Task requirements —
Only a number is wanted: the count of lines in this listing that contain "label".

Entries shown —
Segment Open

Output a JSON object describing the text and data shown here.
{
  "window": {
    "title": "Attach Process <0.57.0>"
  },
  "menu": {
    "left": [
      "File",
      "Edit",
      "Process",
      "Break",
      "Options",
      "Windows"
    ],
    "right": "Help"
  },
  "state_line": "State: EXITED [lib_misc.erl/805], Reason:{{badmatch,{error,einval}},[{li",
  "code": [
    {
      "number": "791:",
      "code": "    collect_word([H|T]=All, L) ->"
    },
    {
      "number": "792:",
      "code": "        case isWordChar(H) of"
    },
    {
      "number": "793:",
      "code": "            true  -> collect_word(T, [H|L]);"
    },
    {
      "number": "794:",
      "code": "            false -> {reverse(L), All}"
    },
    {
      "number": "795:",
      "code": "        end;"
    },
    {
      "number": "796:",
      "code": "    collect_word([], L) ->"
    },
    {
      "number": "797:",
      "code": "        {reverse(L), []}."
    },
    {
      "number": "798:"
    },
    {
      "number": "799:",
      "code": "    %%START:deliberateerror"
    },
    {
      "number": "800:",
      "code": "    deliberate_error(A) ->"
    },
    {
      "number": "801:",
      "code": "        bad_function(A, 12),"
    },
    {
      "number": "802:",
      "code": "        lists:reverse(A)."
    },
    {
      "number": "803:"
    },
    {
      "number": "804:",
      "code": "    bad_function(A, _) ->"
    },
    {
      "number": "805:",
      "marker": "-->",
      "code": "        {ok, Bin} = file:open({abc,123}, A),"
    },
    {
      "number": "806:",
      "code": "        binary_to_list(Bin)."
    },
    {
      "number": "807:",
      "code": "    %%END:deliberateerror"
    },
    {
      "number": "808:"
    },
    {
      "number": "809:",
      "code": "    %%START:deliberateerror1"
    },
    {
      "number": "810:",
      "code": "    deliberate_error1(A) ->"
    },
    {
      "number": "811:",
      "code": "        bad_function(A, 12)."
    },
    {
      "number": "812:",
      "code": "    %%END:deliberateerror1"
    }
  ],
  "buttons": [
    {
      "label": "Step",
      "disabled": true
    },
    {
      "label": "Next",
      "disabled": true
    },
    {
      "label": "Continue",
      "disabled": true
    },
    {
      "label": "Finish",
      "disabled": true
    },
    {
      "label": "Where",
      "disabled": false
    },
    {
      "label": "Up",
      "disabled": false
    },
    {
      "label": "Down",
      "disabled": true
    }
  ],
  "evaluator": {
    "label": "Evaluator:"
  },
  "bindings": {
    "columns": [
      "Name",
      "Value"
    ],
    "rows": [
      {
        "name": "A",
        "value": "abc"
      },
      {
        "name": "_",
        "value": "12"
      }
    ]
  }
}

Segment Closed

Task solution —
8